17 Arrested in $32 Million Illegal Sports Betting Ring


Seventeen people have been arrested this week in connection with an illegal sports gambling business booking over $32 million in bets annually, according to the district attorney of New York's Queens County.

The gambling ring allegedly worked with offshore websites and is accused of laundering money through a number of banks across the country. Authorities accuse the operation of having more than 2,000 active bettors, allowing them to gamble on professional and college basketball, football, hockey and baseball games. A toll-free phone number was also set up to allow for gambling, authorities said.

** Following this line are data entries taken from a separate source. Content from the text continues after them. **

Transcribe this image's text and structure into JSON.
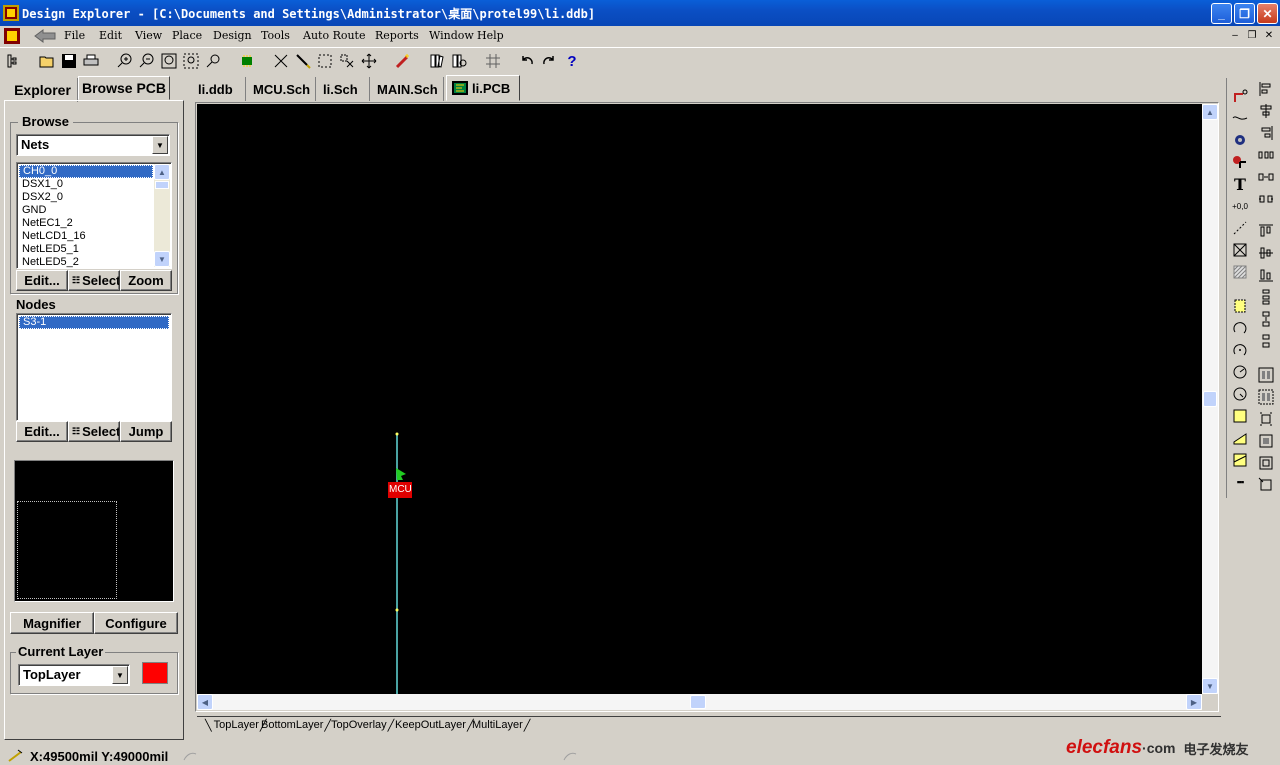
{
  "window": {
    "title": "Design Explorer - [C:\\Documents and Settings\\Administrator\\桌面\\protel99\\li.ddb]",
    "controls": {
      "minimize": "_",
      "restore": "❐",
      "close": "✕"
    },
    "mdi_controls": {
      "minimize": "–",
      "restore": "❐",
      "close": "✕"
    }
  },
  "menu": {
    "items": [
      "File",
      "Edit",
      "View",
      "Place",
      "Design",
      "Tools",
      "Auto Route",
      "Reports",
      "Window",
      "Help"
    ]
  },
  "left_panel": {
    "tabs": [
      "Explorer",
      "Browse PCB"
    ],
    "active_tab": "Browse PCB",
    "browse": {
      "group_label": "Browse",
      "type_selected": "Nets",
      "nets": [
        "CH0_0",
        "DSX1_0",
        "DSX2_0",
        "GND",
        "NetEC1_2",
        "NetLCD1_16",
        "NetLED5_1",
        "NetLED5_2"
      ],
      "selected_net": "CH0_0",
      "buttons": [
        "Edit...",
        "Select",
        "Zoom"
      ]
    },
    "nodes": {
      "label": "Nodes",
      "items": [
        "S3-1"
      ],
      "buttons": [
        "Edit...",
        "Select",
        "Jump"
      ]
    },
    "magnifier_buttons": [
      "Magnifier",
      "Configure"
    ],
    "current_layer": {
      "label": "Current Layer",
      "value": "TopLayer",
      "color": "#ff0000"
    }
  },
  "document_tabs": [
    "li.ddb",
    "MCU.Sch",
    "li.Sch",
    "MAIN.Sch",
    "li.PCB"
  ],
  "active_document": "li.PCB",
  "canvas": {
    "background": "#000000",
    "component_label": "MCU",
    "trace_color": "#4aa3a3",
    "component_color": "#e00000",
    "marker_color": "#22cc22"
  },
  "layer_tabs": [
    "TopLayer",
    "BottomLayer",
    "TopOverlay",
    "KeepOutLayer",
    "MultiLayer"
  ],
  "status": {
    "coordinates": "X:49500mil Y:49000mil"
  },
  "watermark": {
    "text_en": "elecfans",
    "text_dot_com": "·com",
    "text_cn": "电子发烧友"
  }
}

"Both the website and the toll-free number were allegedly connected to wire rooms and the defendants allegedly accepted payments using credit cards and bank deposits ranging from $5,000 to $270,000," the district attorney's office said in a statement. In an intercepted call, authorities allege the defendants discussed using proceeds to purchase a classic Batman comic book for $10,000.

Thus far, the FBI has seized more than $3 million from the operation. The Los Angeles Police Department, the New York Police Department, the FBI and the Nevada Gaming worked together to serve the arrest warrants.

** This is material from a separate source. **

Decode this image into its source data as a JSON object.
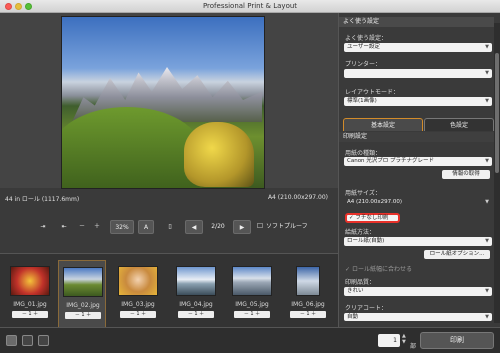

The defendants in the 126-count indictment are from California, New York, Arizona and Nevada. Cyrus Irani, 37, is the alleged boss of the organization. Irani is accused of setting wager limits, approving new accounts, and having all funds funneled to him. Clark W. Bruner, 56, is accused of being second in command.

The following are accused of being agents: Chris Bruner, 31, Saul Salami, 45, Michael Gallagher, 39, Michael Galoyan, 32, Johnson Mathew, 31, Jimmy Joseph, 31, Thomas Cortese, 49, Cassondra Smith-Luttman, 32, Julio Alvarenga, 40, Andres Arrianga, 41, and Jeffrey Metelitz, 54.

Sally Medina, 49, the sole Arizona-based defendant, is accused of being a clerk for the gambling organization. Hyun David Chang, 37, is accused of being a money collector, as is Richard Vanderwyk, 41.

"Internet gambling is a multi-billion dollar worldwide industry. It is highly sophisticated and extremely lucrative...," Queens District Attorney Richard A. Brown said in a statement. "Over the last few years–working with our federal, state and local law enforcement colleagues–we have taken down a number of these operations and put them out of business. These cases, I believe, have put a significant dent in illegal gambling nationwide–and have saved individuals across the country millions of dollars in gambling losses."